One way to naturally boost our melatonin levels is to eat more melatonin-rich foods. Studies show that tart cherries have a significant amount of melatonin in them, and are linked to deeper and better quality sleep.
Some of the foods that have high levels of melatonin are goji berries, tart cherries, walnuts, almonds, pineapple, tomatoes, bananas, oranges, and many others.
5. Take a Hot Bath at Night
Research shows that taking a hot bath at night has a relaxing effect on the body, and a resultant boosting effect on melatonin levels!
Perhaps this is due to the relaxing effect on cortisol levels from a hot bath. As cortisol decreases, melatonin levels will rise.
6. No EMF or Wi-Fi Exposure at Night
Electromagnetic fields (EMFs) are produced by pretty much every electrical device. Generally, the EMF levels are only dangerous when you are occupationally exposed to high levels of EMF for prolonged periods of time.
There is little research on Wi-Fi and cell phone service radiation on melatonin levels, but the research that has been done suggests reducing your exposure to EMF levels, particularly while you sleep, may offer an ounce of protection.
Avoid sleeping with your cell phone under your pillow, next to your pillow, or next to your bed. Do your best to create a master Wi-Fi switch that can be turned off at night, power down your cell phones and computers and give your pineal gland every chance it can get to produce optimal melatonin levels.

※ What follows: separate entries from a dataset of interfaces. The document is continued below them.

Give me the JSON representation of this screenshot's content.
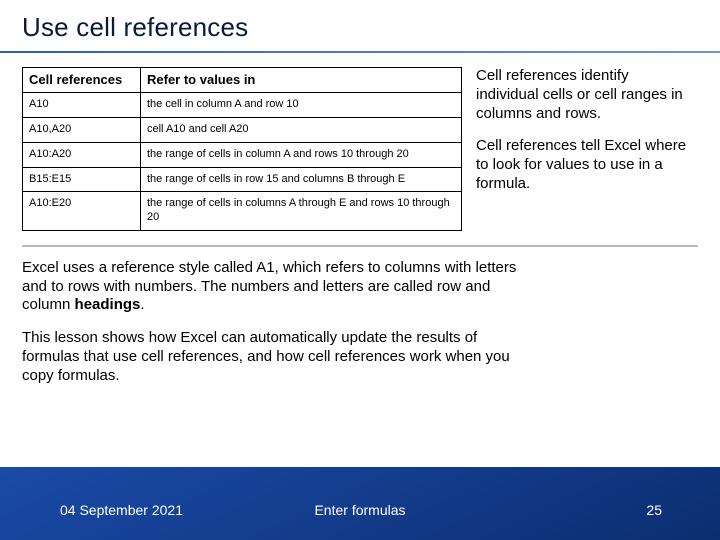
{
  "title": "Use cell references",
  "table": {
    "headers": [
      "Cell references",
      "Refer to values in"
    ],
    "rows": [
      [
        "A10",
        "the cell in column A and row 10"
      ],
      [
        "A10,A20",
        "cell A10 and cell A20"
      ],
      [
        "A10:A20",
        "the range of cells in column A and rows 10 through 20"
      ],
      [
        "B15:E15",
        "the range of cells in row 15 and columns B through E"
      ],
      [
        "A10:E20",
        "the range of cells in columns A through E and rows 10 through 20"
      ]
    ]
  },
  "side": {
    "p1": "Cell references identify individual cells or cell ranges in columns and rows.",
    "p2": "Cell references tell Excel where to look for values to use in a formula."
  },
  "body": {
    "p1a": "Excel uses a reference style called A1, which refers to columns with letters and to rows with numbers. The numbers and letters are called row and column ",
    "p1b": "headings",
    "p1c": ".",
    "p2": "This lesson shows how Excel can automatically update the results of formulas that use cell references, and how cell references work when you copy formulas."
  },
  "footer": {
    "date": "04 September 2021",
    "center": "Enter formulas",
    "page": "25"
  }
}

7. Regulate Your Caffeine Intake
Most people have figured out that if they drink a cup of coffee too late in the afternoon or in the evening, they don’t sleep as well that evening. While coffee beans are loaded with melatonin, much of their beneficial effects are neutralized by the caffeine. Caffeine is a stimulant and has been linked to a reduction in melatonin levels. Having a small amount of caffeine in the morning may help reduce melatonin production, but drinking excessive amounts of coffee or caffeinated beverages during the day can decrease melatonin production over time.
Unfortunately, most people who drink coffee find themselves needing more and more of it to experience the benefits of mental clarity, energy, and bowel regulation. If you are going to drink coffee in the morning, try to limit the amount of caffeine you ingest so not to become dependent on taking more and more of it. Over time, the increased intake of coffee may reduce your natural production of melatonin.
8. Take Time to Pray or Meditate
Studies show that people who meditate produce more melatonin then people who do not. Melatonin seems to require a settled mind and body for it to be produced in the early evening hours.
This makes sense because relaxation techniques, such as prayer and meditation, help to lower cortisol and de-stress the body. When the body is de-stressed, many good things happen, including an increased production of melatonin.
9. Hot Milk Before Bed
10. Eat Tryptophan-Rich Foods
Tryptophan is an essential amino acid and one of the precursors to melatonin production. Increasing your intake of tryptophan-rich foods may boost melatonin levels. Some of the foods with the highest amount of tryptophan are spirulina, soy nuts, cottage cheese, chicken liver, pumpkin seeds, turkey, chicken, tofu, watermelon seeds, almonds, peanuts, and yogurt.
Garbanzo beans, however, win the tryptophan prize. They are loaded with free tryptophan (meaning it is not attached to a protein like in other foods) making the uptake of this source of tryptophan the best.
Author: Dr. John Douillard
Image: Callie Rushton Instagram
Editor: Travis May
Supervising Editor: Sara Kärpänen
Supervising Editor 2: Callie Rushton
Source: Elephant Journal